• WHAT NEEDS TO BE DONE: Print every line of the records below exactly as it reads.

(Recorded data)
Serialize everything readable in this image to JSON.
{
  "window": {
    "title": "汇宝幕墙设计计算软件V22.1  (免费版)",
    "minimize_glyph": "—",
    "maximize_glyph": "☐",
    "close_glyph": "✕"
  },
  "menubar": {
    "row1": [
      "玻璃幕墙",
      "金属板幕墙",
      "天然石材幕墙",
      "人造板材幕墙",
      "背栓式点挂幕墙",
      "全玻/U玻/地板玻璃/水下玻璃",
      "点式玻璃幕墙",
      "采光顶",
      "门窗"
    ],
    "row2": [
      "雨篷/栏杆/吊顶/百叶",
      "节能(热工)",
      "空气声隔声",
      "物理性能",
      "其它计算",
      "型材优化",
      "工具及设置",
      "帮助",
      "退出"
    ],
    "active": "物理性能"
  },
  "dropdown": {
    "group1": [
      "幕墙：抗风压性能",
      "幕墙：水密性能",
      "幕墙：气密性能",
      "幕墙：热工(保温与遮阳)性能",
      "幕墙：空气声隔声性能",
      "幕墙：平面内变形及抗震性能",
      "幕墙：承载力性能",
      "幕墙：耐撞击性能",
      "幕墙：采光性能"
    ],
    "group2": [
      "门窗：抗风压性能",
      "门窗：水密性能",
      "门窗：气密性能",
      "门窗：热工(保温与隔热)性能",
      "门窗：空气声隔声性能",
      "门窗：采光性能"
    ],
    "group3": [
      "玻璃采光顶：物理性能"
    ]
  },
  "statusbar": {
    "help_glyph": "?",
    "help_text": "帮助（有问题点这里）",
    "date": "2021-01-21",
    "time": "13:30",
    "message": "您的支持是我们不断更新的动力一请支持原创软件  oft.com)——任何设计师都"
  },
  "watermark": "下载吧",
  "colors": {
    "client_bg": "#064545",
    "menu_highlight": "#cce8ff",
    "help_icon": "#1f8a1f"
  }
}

• FINISHED EXERCISE:
Serialize everything readable in this image to JSON.
{
  "window": {
    "title": "汇宝幕墙设计计算软件V22.1  (免费版)",
    "minimize_glyph": "—",
    "maximize_glyph": "☐",
    "close_glyph": "✕"
  },
  "menubar": {
    "row1": [
      "玻璃幕墙",
      "金属板幕墙",
      "天然石材幕墙",
      "人造板材幕墙",
      "背栓式点挂幕墙",
      "全玻/U玻/地板玻璃/水下玻璃",
      "点式玻璃幕墙",
      "采光顶",
      "门窗"
    ],
    "row2": [
      "雨篷/栏杆/吊顶/百叶",
      "节能(热工)",
      "空气声隔声",
      "物理性能",
      "其它计算",
      "型材优化",
      "工具及设置",
      "帮助",
      "退出"
    ],
    "active": "物理性能"
  },
  "dropdown": {
    "group1": [
      "幕墙：抗风压性能",
      "幕墙：水密性能",
      "幕墙：气密性能",
      "幕墙：热工(保温与遮阳)性能",
      "幕墙：空气声隔声性能",
      "幕墙：平面内变形及抗震性能",
      "幕墙：承载力性能",
      "幕墙：耐撞击性能",
      "幕墙：采光性能"
    ],
    "group2": [
      "门窗：抗风压性能",
      "门窗：水密性能",
      "门窗：气密性能",
      "门窗：热工(保温与隔热)性能",
      "门窗：空气声隔声性能",
      "门窗：采光性能"
    ],
    "group3": [
      "玻璃采光顶：物理性能"
    ]
  },
  "statusbar": {
    "help_glyph": "?",
    "help_text": "帮助（有问题点这里）",
    "date": "2021-01-21",
    "time": "13:30",
    "message": "您的支持是我们不断更新的动力一请支持原创软件  oft.com)——任何设计师都"
  },
  "watermark": "下载吧",
  "colors": {
    "client_bg": "#064545",
    "menu_highlight": "#cce8ff",
    "help_icon": "#1f8a1f"
  }
}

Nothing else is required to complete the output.